SHIGMO- THE DANCE OF COLOURS!
Come March, the month of Phalguna, and one hears the beats of drums and dhol loud and clear. Yes, it’s time to celebrate yet another festival in Goa. The colorful Shigmo festival which captivates your senses and sets your pulse soaring till you think of nothing but joining in the revelry that the festival offers. The streets of the town resound to the beats of ‘dholl’ – the drums, the ‘tashas’ and sounds of ‘conches’. The celebrations includes colorful street floats, folk music and sword dances and lively spraying of dry colors, while the procession passes through the streets of Goa in gay abandon. The parade also includes martial art dances like `Ghode-morni’ known as the horse dance which is very popular in Goa.

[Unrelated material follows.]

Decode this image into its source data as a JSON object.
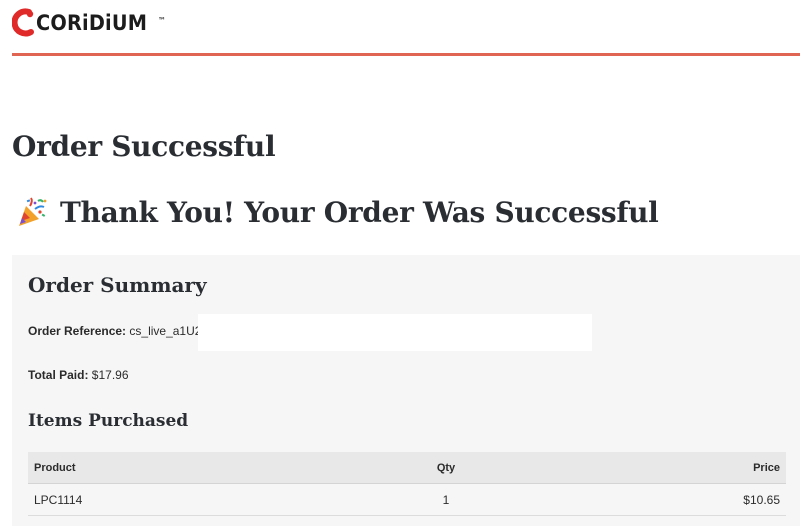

Emerged as a symbol of communal harmony over the years, Shigmo is the folk festival of Goan Hindu which display a variety of folk dances, music, theatre forms and more. It is the occasion to see the various arts and crafts of the village artisans through costumes and dances which are based on mythological events, musical instruments, headgears, masks and jewelry.
[pullquote]The Konkani word Shigmo comes from the Prakrit word Suggimaho and the Sanskrit Sugrishmaka. After the harvesting season, farmers and rural folk celebrate the festival annually with hundreds of performers attired in traditional outfits and colourful turbans who play dhol (drums) and chant the names of various Hindu deities.[/pullquote]
There are two variants of Shigmo festival: Dhakto Shigmo (“small Shigmo”) and Vhadlo Shigmo (“big Shigmo”). Dhakto Shigmo is generally celebrated by farmers, the labour class and the rural population. It begins some five days before the full-moon day of the Indian lunar month of Phalguna and ends on the full-moon day while Vhadlo Shigmo is celebrated by everyone in different temples on different dates around the same period. The first day of celebration is called Haldune and the second is Dhulvad or exchange of Gulāla.
On the first day, the village deity is bathed and dressed in saffron robes and after the offering of food, a feast is held. Naman are songs sung in chorus during the festival, when villagers assemble at a fixed place. Jot is another kind of song. Dances include Talgadi, Hanpet, Lamp Dance and Gopha. Dhol and Taso are drums, some of which can be huge, which people carry from door to door, dancing to their sound. Money is placed in a plate carried by the performers, in response to which they sing a song called the Tali, wishing the donor well.
On the last day of the festival, it is believed that a spirit,the Gade padap enters in the bodies of the dancers which makes them dance in a very frenzied manner . There is a collective bath,Mand davarap, taken after which the festival comes to an end amidst loud cheer and gaiety.